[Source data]
=======

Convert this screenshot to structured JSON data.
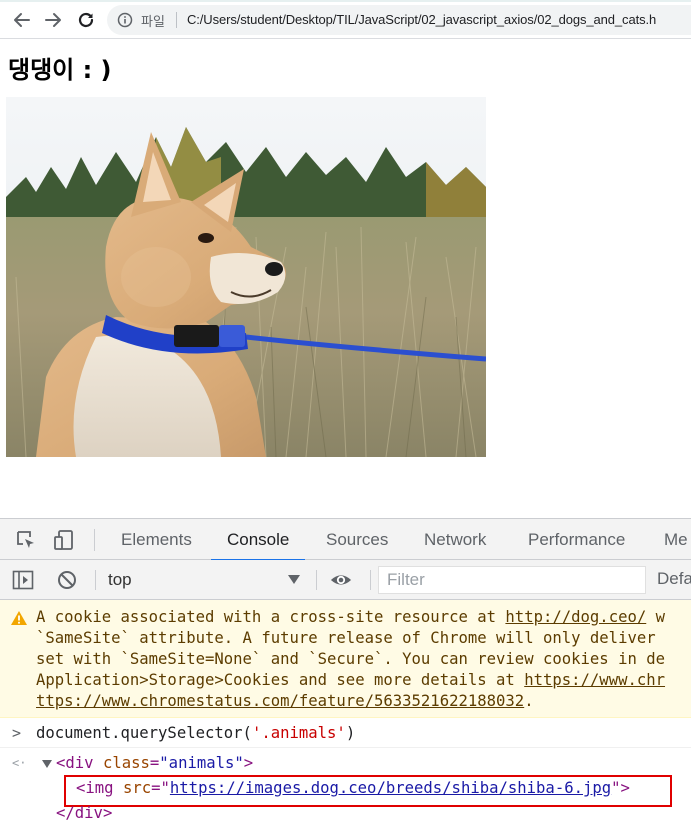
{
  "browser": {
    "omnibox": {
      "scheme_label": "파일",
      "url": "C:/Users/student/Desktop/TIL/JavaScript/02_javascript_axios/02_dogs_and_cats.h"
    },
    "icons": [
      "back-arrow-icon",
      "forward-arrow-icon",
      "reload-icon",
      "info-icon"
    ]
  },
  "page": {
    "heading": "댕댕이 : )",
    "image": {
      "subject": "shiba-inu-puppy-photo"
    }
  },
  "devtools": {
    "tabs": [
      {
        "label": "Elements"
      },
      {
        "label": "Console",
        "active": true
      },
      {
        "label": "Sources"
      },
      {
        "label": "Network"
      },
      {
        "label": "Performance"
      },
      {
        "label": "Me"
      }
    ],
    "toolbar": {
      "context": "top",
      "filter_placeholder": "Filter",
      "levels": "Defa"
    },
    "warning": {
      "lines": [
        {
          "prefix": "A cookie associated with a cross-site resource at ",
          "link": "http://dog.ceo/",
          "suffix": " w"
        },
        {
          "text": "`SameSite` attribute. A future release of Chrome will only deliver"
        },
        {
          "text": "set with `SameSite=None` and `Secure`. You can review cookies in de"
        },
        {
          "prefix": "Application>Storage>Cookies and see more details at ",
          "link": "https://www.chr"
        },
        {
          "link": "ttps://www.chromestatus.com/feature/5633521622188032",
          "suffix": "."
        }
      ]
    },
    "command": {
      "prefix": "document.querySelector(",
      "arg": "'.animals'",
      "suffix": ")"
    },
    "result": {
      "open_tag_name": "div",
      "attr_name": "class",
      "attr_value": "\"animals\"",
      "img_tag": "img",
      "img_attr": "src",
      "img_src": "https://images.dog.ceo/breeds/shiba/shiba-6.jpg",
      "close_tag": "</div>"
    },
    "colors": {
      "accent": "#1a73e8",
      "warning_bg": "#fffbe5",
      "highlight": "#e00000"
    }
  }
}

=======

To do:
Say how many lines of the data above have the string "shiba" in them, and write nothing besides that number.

Written solution:
2